This week many places around the world will mark the Catholic feast of Holy Week to celebrate Easter. In Spain, predominantly a Catholic country, the stunning spectacle of Semana Santa is participated in, or witnessed by huge numbers. Over a million line the streets in Seville to see the most respected brotherhoods or fraternities. Decorative floats with religious statues and iconography are carried through the streets of towns and cities throughout Semana Santa. The floats are considered precious masterpieces and the processions are steeped in ancient traditions.
Hooded penitent figures from different brotherhoods lead the elaborate processions and carry the the enormous and incredibly heavy floats on their shoulders. The floats gently sway in a ghostly fashion, an incredible emotional and solemn effort of camaraderie to support floats, which often weigh several tonnes. We were shown a float being prepared in Jerez which weighed one tonne and would be carried on the shoulders of forty people. There are exsisting floats weighing more than five tonnes and are carried by two hundred and fifty people. So important is Semana Santa in Spain we have heard bands practising, and seen balconies, streets, churches and floats being carefully prepared for weeks in advance.
Previously we attended the Velez –Malaga Semana Santa, an amazing spectacle, in which you can line the streets and be a part of the procession rather than being a member of a huge crowd as in Seville and other cities. We were handed sugared almonds and watched the local children making balls of wax from the wax candle drippings in the street. This year we saw the palm Sunday procession in the fantastic coastal town of Mijas and the Maundy Thursday evening procession in Loja, both places in which you can imerse yourself, follow the band and stand beside the floats and witness the pain on the faces of those carrying their enormous burdens.
The atmosphere in Loja was electric, the cafés along the procession route were buzzing; as always an event in Spain is a family event, with so many families and friends of all ages socialising long into the night.
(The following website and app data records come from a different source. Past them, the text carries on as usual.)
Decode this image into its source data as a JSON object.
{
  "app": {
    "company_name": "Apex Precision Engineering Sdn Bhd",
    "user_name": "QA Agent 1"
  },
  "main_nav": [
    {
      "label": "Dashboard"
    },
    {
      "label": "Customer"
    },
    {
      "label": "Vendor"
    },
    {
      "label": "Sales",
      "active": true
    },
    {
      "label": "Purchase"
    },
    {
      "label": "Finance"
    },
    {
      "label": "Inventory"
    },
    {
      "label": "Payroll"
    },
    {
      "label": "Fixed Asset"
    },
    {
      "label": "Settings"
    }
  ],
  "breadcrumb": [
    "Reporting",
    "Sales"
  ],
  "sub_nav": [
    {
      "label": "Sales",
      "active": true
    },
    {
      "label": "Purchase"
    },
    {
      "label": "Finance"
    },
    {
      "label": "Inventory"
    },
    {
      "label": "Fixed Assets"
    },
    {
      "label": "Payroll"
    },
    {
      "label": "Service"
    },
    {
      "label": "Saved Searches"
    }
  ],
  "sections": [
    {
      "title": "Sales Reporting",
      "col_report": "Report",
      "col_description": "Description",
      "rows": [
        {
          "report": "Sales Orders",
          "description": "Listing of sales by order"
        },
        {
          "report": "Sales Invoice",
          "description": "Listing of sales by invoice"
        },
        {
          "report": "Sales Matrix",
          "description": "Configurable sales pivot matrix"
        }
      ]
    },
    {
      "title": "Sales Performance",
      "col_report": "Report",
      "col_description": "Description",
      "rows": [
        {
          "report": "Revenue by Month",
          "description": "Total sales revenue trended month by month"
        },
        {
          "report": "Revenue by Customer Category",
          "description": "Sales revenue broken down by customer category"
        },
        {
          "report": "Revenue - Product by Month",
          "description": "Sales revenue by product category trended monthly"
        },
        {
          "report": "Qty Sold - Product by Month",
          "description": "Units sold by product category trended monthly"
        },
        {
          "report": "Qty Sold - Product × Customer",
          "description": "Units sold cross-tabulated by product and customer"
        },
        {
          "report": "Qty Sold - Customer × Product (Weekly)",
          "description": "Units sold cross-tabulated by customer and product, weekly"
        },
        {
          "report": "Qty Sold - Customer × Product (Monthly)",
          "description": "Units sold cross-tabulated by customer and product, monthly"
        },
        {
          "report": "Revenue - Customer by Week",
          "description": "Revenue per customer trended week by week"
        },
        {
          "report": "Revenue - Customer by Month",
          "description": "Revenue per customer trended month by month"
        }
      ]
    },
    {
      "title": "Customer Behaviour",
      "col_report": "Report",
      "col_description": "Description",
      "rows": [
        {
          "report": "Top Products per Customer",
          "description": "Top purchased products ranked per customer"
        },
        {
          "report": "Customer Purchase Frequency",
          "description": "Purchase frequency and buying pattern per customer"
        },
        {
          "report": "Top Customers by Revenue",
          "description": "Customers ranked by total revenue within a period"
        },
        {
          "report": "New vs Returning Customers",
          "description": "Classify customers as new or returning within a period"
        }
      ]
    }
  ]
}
We followed the processions route into the old incense filled narrow streets of Loja to see streets of elegant ladies dressed all in black each holding a candle each to form a passage way full of light and throw flower petals for the procession to walk through whilst the following band of drums, trumpets, horns and flutes played on mournfully.
Semana Santa, an unforgettable experience.